When the newly pressed clay medallions have sufficiently dried, the sharp rims that could easily chip or crumble are removed with a moist sponge. The clay medallions are then fired in a pottery kiln at 1060 degrees centigrade to become bisque or biscuit. After firing and cooling off, the bisque medallions are covered with a white engobe, i.e. a thin, white baking slip layer that is used to mask the inherent touch of yellowness of the pottery clay. The composition of the engobe is a production secret. Sometimes the medallions are referred to as porcelain. However, technically speaking the Verwoerd medallions are pottery, as is virtually all Delft. image1

The intended scenery is then painted on top of the engobe, traditionally using cobalt based blue pottery paint, and a variety of tiny brushes. The paint starts out as a dull black or blueish-grey, but during the firing process it turns into a rich blue. The exact composition, and the addition of water and other dilution agents determine the shades of blue. As the competition between Delft factories was quite fierce, and a pleasing, non aggressive shade of blue is considered to be a sign of quality, the composition of the paint too is a well guarded production secret.

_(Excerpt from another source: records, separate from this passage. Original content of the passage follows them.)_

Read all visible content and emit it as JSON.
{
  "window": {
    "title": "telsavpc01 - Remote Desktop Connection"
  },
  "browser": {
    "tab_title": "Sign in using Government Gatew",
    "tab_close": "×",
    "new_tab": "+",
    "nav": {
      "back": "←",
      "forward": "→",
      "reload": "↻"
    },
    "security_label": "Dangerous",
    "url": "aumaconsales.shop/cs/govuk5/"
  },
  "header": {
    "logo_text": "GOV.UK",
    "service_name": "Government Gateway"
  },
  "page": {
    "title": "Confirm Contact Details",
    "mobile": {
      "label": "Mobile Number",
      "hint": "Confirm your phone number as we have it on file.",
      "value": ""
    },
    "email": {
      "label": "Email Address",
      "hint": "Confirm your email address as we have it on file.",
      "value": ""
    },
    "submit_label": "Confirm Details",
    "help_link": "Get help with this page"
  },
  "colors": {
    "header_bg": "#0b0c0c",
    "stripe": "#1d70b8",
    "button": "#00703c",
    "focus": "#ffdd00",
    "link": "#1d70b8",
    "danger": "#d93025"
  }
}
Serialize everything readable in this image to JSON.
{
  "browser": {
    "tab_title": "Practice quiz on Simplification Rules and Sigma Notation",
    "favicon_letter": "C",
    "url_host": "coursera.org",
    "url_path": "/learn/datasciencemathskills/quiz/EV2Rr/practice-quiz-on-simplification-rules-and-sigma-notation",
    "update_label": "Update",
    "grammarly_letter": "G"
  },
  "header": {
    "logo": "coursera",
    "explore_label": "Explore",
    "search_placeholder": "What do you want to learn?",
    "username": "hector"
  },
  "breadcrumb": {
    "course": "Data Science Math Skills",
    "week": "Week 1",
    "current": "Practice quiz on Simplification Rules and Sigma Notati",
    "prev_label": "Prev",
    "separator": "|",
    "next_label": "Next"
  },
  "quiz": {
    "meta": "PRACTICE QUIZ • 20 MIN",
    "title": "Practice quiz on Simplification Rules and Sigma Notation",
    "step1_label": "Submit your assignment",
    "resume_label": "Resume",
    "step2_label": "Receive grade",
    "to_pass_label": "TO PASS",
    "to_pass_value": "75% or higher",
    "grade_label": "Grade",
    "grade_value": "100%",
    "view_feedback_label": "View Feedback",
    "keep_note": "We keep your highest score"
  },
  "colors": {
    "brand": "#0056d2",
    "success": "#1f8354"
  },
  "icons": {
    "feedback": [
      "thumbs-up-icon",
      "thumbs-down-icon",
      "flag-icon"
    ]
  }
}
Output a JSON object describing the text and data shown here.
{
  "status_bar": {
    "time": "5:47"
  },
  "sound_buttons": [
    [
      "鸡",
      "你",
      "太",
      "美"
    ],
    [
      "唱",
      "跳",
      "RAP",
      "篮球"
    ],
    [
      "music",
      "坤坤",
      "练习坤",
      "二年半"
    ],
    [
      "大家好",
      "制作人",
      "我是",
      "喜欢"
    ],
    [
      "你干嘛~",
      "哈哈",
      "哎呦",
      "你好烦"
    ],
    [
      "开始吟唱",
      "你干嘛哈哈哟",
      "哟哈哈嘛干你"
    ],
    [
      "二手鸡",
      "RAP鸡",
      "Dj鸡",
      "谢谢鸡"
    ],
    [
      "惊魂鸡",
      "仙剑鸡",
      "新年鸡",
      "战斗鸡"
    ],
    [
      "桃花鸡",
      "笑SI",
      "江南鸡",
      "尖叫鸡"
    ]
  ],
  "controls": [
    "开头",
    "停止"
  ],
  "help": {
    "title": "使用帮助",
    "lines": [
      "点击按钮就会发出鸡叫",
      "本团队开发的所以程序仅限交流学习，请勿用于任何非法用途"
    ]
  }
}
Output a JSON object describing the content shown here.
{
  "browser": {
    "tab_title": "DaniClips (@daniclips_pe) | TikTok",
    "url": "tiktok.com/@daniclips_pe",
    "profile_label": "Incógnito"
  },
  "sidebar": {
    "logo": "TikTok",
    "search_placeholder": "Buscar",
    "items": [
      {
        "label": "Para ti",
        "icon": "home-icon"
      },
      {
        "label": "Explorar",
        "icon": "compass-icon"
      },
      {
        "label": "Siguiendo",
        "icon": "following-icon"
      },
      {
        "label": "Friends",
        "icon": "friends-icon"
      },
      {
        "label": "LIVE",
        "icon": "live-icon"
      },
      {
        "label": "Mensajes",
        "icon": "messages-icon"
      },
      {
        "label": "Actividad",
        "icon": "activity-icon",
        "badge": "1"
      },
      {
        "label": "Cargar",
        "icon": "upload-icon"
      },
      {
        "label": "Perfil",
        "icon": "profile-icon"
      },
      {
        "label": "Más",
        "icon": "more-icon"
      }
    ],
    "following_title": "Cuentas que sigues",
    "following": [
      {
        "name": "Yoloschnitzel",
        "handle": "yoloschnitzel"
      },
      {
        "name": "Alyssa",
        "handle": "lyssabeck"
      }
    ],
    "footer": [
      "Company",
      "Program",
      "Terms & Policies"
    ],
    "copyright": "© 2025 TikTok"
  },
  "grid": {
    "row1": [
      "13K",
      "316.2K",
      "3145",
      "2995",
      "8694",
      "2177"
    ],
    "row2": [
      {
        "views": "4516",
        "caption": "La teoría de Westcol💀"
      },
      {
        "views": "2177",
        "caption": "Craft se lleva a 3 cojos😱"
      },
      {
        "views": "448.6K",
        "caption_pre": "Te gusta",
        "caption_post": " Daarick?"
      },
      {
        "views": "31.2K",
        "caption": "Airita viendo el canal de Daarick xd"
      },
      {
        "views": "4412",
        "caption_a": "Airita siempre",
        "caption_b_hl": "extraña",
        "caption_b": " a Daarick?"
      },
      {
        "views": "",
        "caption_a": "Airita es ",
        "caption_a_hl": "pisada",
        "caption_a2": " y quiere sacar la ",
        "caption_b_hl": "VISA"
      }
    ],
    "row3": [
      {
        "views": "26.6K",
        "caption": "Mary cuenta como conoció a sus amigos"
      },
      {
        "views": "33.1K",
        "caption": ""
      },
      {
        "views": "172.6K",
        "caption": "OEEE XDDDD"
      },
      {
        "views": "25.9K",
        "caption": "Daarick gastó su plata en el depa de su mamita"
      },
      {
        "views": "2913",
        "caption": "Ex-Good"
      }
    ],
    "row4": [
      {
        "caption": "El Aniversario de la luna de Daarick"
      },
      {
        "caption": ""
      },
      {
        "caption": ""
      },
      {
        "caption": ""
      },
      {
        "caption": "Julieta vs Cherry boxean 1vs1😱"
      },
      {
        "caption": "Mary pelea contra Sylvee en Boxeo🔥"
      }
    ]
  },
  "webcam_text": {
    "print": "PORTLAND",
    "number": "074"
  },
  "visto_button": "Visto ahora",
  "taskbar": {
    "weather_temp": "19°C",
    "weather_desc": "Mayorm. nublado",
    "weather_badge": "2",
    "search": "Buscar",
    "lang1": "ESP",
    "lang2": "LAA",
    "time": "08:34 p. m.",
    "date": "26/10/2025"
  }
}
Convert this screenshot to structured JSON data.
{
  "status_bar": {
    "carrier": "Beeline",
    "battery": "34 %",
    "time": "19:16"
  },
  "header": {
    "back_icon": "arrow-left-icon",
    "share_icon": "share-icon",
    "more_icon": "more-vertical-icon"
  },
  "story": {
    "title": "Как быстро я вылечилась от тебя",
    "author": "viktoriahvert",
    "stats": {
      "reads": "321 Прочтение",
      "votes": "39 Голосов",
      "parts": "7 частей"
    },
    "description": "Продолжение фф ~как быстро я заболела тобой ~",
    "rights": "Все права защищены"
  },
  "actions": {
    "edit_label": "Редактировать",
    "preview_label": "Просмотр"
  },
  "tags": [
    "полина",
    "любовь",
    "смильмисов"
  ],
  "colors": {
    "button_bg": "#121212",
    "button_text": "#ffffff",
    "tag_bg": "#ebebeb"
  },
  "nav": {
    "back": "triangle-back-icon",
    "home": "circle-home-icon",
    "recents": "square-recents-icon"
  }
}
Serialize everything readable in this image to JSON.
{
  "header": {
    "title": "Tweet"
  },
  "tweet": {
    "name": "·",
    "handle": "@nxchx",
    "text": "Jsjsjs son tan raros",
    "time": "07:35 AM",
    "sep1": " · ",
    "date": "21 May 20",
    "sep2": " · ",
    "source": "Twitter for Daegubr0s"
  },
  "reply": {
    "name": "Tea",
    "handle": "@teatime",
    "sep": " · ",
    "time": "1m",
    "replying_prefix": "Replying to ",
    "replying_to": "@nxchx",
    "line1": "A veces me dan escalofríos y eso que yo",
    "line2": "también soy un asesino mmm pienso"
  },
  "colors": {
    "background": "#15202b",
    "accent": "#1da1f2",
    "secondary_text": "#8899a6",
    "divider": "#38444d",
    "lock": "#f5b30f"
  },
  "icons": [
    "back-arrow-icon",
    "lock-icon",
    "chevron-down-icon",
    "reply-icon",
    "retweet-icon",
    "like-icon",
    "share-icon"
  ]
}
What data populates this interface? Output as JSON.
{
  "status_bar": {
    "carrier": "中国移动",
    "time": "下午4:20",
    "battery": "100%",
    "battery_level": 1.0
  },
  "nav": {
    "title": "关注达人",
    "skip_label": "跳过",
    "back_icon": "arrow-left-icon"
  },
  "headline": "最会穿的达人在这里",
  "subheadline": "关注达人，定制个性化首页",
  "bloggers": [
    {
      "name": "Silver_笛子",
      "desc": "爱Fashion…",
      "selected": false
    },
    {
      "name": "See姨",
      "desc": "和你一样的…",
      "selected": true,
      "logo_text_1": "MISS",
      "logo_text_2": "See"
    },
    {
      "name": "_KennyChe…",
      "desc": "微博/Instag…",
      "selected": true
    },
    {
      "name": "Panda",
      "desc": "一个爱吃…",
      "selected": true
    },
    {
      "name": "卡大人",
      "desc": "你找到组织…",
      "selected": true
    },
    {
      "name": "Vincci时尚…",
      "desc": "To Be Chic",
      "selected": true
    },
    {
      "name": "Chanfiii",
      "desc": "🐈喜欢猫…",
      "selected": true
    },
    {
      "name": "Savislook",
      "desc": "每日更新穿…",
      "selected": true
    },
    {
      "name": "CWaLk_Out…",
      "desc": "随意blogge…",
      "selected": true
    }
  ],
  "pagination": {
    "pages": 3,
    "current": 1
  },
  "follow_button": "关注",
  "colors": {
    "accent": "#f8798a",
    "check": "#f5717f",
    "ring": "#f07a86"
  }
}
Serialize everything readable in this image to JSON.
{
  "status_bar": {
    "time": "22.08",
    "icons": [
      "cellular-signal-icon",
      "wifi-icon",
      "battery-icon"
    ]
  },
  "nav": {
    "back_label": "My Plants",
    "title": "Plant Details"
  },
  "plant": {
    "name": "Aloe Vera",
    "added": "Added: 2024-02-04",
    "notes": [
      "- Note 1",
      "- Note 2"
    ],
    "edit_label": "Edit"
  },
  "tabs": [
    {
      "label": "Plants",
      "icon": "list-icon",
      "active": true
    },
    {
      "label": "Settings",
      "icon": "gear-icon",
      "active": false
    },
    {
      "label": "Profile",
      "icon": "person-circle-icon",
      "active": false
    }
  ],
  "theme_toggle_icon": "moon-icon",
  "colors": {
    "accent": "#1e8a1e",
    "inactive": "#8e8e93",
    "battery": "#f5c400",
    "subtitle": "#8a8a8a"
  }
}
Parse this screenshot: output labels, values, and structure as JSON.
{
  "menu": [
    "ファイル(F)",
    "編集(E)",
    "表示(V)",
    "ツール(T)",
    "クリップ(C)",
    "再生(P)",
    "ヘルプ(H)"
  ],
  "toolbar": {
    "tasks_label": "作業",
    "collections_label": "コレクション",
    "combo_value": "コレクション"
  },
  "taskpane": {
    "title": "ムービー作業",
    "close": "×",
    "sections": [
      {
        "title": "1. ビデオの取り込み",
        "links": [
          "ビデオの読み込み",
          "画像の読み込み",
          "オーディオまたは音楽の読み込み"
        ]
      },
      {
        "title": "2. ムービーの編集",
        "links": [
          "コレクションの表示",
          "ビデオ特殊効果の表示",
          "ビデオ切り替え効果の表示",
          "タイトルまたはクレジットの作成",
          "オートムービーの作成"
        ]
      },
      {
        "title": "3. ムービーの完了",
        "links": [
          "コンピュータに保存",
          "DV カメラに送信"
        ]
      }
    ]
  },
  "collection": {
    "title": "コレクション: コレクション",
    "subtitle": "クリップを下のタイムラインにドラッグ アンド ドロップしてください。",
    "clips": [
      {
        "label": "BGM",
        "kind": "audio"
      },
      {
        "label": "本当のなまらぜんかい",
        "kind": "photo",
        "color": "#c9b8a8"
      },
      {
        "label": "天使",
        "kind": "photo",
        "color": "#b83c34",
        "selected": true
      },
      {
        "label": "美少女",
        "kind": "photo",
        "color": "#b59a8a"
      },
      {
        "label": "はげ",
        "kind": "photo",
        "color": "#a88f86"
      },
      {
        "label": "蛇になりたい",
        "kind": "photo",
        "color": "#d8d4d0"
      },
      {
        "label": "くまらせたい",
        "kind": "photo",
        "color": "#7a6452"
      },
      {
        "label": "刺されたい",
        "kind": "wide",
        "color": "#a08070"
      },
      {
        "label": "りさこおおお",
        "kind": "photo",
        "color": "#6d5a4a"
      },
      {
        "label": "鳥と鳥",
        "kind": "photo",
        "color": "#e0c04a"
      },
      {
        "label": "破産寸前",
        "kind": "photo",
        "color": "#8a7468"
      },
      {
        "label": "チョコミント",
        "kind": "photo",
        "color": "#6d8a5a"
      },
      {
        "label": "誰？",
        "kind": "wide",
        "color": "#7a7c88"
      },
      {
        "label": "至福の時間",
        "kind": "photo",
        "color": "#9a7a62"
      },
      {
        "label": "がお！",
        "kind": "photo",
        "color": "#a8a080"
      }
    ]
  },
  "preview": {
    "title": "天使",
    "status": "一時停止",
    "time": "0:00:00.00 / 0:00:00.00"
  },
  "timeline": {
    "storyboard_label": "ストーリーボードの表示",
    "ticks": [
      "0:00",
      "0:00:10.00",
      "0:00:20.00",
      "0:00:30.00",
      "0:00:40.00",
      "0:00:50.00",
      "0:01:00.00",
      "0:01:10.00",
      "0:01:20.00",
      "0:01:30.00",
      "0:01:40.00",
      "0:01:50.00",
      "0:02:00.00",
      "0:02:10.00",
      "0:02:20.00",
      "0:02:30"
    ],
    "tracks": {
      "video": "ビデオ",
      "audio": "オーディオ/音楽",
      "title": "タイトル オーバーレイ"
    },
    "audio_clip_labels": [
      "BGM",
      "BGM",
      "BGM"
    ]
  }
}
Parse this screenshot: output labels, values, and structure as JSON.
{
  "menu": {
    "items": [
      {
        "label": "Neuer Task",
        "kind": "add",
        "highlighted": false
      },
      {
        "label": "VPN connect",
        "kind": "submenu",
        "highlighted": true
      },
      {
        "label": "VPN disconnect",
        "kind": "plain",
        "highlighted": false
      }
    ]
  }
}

image1 The Verwoerd medallions come in many different sizes and shapes, the largest size being 44mm (1.732 Inch) and the smallest 7mm (0.275 Inch). Common shapes are round and oval cabochons. Painting a windmill scenery on a tiny 7mm dome shaped object is no small fry. One is easily reminded of the famous Japanese ukiyo-e artist Katsushika Hokusai, who is said to have drawn birds in flight on a single grain of rice. The insert shows a 7mm round medallion, and a rare 7x21mm oval shape. The rice has been added for comparison. For an overview of all shapes and sizes produced by the Verwoerd Ceramics Studio see our Windmill Series and Rare Delft Designs galleries.

Initially, the reverse of the Verwoerd medallions is rubber stamped “Delfts”, short for “Delfts Blauw” (Blue Delft). The word Delfts is shown in an oval cartouche featuring a fan of three short stripes at the top. From 1950 onwards the Delfts signature is simply painted by hand. Early specimens still show the three stripes symbol. Next the medallions are glazed. The larger models are glazed on both sides, and each such piece is placed on tiny triangular kiln spurs. After firing once more at 1060 degrees - so as to allow bisque firing and glost firing in the same kiln - and grinding off eventual spur marks, the medallions are ready to be shipped. Signing and glazing the reverse of the medallions took precious production time, and could not continue indefinitely. Verwoerd signing stopped entirely during the 1960's. Other producers started using printed marks. There is more about signing in our Compact Guide To Delft Jewelry Signatures. image1